SleepFirst™: National Sleep Foundation’s Drowsy Driving Safety Campaign


What Exactly is Microsleep?

You may be unfamiliar with the term, but microsleep is quite common and can be dangerous if it occurs while you are driving a vehicle.  

Simply put, microsleep is when you fall asleep for a period of several seconds. As the name implies, microsleep occurs so quickly that people who have an episode might not even realize they have fallen asleep. Microsleep can occur at any time of day, not just at night. During an episode, you may appear to be awake, and even have your eyes open, but your brain does not process information. 

Why is Microsleep Dangerous?

If you are sleep deprived, or if you have a sleep disorder, you are at higher risk for microsleep. Episodes can happen while you are driving a vehicle or operating other heavy machinery and this is when microsleep becomes precarious. Microsleep can lead to dangerous crashes, or running your car off of the road. If you are driving at a high speed, the likelihood of a severe crash increases. 

It is important that you make sure that you are alert before you get behind the wheel. If you feel drowsy, do not drive. If you find yourself with wandering thoughts, drifting into other lanes, or cannot remember the last few miles you drove, pull over to the side of the road to rest or ask someone else to drive. 

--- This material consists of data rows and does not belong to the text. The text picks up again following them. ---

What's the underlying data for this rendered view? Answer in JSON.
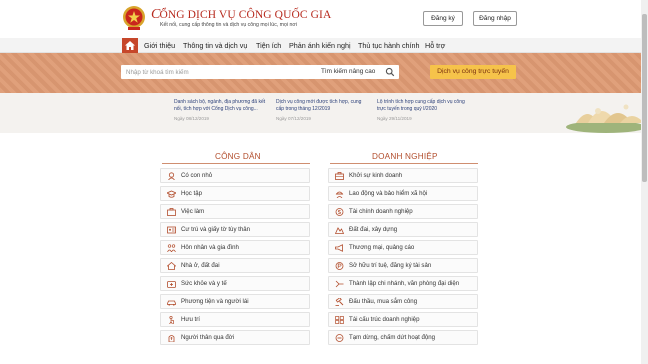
{
  "header": {
    "title_first_letter": "C",
    "title_rest": "ỔNG DỊCH VỤ CÔNG QUỐC GIA",
    "subtitle": "Kết nối, cung cấp thông tin và dịch vụ công mọi lúc, mọi nơi",
    "register_label": "Đăng ký",
    "login_label": "Đăng nhập"
  },
  "nav": {
    "items": [
      "Giới thiệu",
      "Thông tin và dịch vụ",
      "Tiện ích",
      "Phản ánh kiến nghị",
      "Thủ tục hành chính",
      "Hỗ trợ"
    ]
  },
  "search": {
    "placeholder": "Nhập từ khoá tìm kiếm",
    "advanced_label": "Tìm kiếm nâng cao",
    "public_service_label": "Dịch vụ công trực tuyến"
  },
  "news": [
    {
      "title": "Danh sách bộ, ngành, địa phương đã kết nối, tích hợp với Cổng Dịch vụ công...",
      "date": "Ngày 08/12/2019"
    },
    {
      "title": "Dịch vụ công mới được tích hợp, cung cấp trong tháng 12/2019",
      "date": "Ngày 07/12/2019"
    },
    {
      "title": "Lộ trình tích hợp cung cấp dịch vụ công trực tuyến trong quý I/2020",
      "date": "Ngày 29/11/2019"
    }
  ],
  "citizen": {
    "title": "CÔNG DÂN",
    "items": [
      {
        "label": "Có con nhỏ",
        "icon": "baby-icon"
      },
      {
        "label": "Học tập",
        "icon": "graduation-cap-icon"
      },
      {
        "label": "Việc làm",
        "icon": "briefcase-icon"
      },
      {
        "label": "Cư trú và giấy tờ tùy thân",
        "icon": "id-card-icon"
      },
      {
        "label": "Hôn nhân và gia đình",
        "icon": "family-icon"
      },
      {
        "label": "Nhà ở, đất đai",
        "icon": "house-icon"
      },
      {
        "label": "Sức khỏe và y tế",
        "icon": "medical-icon"
      },
      {
        "label": "Phương tiện và người lái",
        "icon": "car-icon"
      },
      {
        "label": "Hưu trí",
        "icon": "retirement-icon"
      },
      {
        "label": "Người thân qua đời",
        "icon": "memorial-icon"
      }
    ]
  },
  "business": {
    "title": "DOANH NGHIỆP",
    "items": [
      {
        "label": "Khởi sự kinh doanh",
        "icon": "startup-icon"
      },
      {
        "label": "Lao động và bảo hiểm xã hội",
        "icon": "worker-icon"
      },
      {
        "label": "Tài chính doanh nghiệp",
        "icon": "finance-icon"
      },
      {
        "label": "Đất đai, xây dựng",
        "icon": "construction-icon"
      },
      {
        "label": "Thương mại, quảng cáo",
        "icon": "megaphone-icon"
      },
      {
        "label": "Sở hữu trí tuệ, đăng ký tài sản",
        "icon": "intellectual-property-icon"
      },
      {
        "label": "Thành lập chi nhánh, văn phòng đại diện",
        "icon": "branch-office-icon"
      },
      {
        "label": "Đấu thầu, mua sắm công",
        "icon": "auction-icon"
      },
      {
        "label": "Tái cấu trúc doanh nghiệp",
        "icon": "restructure-icon"
      },
      {
        "label": "Tạm dừng, chấm dứt hoạt động",
        "icon": "stop-icon"
      }
    ]
  },
  "colors": {
    "brand_red": "#b72a1e",
    "nav_active": "#c6472a",
    "banner": "#de9a73",
    "cta": "#f6c34a",
    "section_title": "#b24d2c",
    "news_title": "#2a3e78"
  }
}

Preventing Microsleep

The best way to prevent microsleep is prioritizing sleep and making sure you get the right amount of sleep you need to feel refreshed and alert . The National Sleep Foundation recommends 7-9 hours a night for adults, more for teenagers.  

You can also use the following techniques to better help you fall asleep at night. 

  1. Make sure to turn off electronics one hour prior to bed—no texting! 
  2. Set a relaxing bedtime routine, such as listening to calming music, reading a book or taking a warm bath. 
  3. Avoid caffeine in the late afternoon and evening. 
  4. If you are able, make sure to sleep in a cool, dark room.

For more information about drowsy driving, visit the Drowsy Driving Prevention Week ®  section of our website to learn more.